*WORK TO COMPLETE*:
Which lines in the records below mention the word "this"? Copy each one out.

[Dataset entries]
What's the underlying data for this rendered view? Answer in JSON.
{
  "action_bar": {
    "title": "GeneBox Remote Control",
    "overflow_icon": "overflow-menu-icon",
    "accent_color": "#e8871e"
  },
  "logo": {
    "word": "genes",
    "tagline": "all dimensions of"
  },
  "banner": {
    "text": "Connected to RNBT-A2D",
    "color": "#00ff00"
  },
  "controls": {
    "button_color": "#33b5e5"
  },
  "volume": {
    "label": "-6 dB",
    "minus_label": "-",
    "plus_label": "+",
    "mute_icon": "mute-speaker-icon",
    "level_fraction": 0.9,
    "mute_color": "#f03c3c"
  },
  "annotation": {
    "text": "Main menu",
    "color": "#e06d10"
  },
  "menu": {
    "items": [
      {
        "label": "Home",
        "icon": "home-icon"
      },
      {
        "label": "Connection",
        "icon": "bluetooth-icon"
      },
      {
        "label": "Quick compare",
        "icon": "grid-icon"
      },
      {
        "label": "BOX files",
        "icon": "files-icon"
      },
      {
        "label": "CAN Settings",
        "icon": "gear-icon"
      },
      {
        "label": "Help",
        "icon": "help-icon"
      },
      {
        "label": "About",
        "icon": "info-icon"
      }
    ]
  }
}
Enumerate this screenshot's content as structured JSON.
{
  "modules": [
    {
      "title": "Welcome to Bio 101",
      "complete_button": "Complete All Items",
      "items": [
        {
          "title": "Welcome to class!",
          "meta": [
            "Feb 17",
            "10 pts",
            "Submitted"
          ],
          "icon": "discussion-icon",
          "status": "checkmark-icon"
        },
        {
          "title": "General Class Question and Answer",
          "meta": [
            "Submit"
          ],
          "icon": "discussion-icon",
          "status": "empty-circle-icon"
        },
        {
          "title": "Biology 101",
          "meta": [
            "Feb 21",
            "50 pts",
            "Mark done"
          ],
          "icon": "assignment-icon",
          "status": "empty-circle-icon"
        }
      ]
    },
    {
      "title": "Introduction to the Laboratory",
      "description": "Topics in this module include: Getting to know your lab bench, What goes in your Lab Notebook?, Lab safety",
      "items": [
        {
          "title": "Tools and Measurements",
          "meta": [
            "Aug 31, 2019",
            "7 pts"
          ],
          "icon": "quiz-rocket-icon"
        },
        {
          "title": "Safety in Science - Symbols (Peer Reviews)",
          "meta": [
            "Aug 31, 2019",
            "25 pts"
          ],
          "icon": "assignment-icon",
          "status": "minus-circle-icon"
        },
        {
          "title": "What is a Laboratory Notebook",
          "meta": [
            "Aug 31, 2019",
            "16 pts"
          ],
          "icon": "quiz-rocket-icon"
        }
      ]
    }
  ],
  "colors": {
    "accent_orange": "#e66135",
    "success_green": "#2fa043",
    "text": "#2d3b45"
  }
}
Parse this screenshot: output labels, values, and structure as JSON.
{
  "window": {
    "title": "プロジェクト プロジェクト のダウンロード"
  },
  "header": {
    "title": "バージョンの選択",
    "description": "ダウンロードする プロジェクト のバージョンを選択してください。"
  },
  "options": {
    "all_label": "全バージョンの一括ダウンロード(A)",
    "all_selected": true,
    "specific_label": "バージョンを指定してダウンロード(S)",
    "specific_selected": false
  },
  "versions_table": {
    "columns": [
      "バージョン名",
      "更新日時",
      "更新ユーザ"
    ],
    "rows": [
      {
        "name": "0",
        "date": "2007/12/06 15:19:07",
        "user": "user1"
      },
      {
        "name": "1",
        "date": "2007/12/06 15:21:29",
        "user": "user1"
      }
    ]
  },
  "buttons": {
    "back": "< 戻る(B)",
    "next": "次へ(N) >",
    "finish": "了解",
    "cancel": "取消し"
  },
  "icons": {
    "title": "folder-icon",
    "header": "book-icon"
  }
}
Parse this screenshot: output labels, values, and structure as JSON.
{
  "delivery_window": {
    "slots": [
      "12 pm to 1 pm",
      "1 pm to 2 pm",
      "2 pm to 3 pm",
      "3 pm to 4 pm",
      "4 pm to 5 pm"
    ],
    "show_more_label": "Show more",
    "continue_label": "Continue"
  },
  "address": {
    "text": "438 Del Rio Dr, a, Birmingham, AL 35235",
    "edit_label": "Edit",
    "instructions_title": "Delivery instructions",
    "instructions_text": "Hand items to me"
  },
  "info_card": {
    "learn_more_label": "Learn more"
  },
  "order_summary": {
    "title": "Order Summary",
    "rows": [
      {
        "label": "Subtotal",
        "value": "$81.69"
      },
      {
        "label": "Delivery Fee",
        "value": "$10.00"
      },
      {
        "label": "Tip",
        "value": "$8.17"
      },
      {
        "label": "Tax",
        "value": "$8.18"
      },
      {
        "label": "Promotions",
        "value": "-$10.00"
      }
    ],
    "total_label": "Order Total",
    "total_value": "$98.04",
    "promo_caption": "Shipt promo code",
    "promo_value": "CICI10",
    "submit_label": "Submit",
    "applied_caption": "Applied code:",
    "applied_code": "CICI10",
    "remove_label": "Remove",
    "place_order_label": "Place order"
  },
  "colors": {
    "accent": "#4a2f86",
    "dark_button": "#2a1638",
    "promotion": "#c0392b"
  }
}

*EXPECTED ANSWER*:
What's the underlying data for this rendered view? Answer in JSON.
Enumerate this screenshot's content as structured JSON.
      "description": "Topics in this module include: Getting to know your lab bench, What goes in your Lab Notebook?, Lab safety",
Parse this screenshot: output labels, values, and structure as JSON.
Parse this screenshot: output labels, values, and structure as JSON.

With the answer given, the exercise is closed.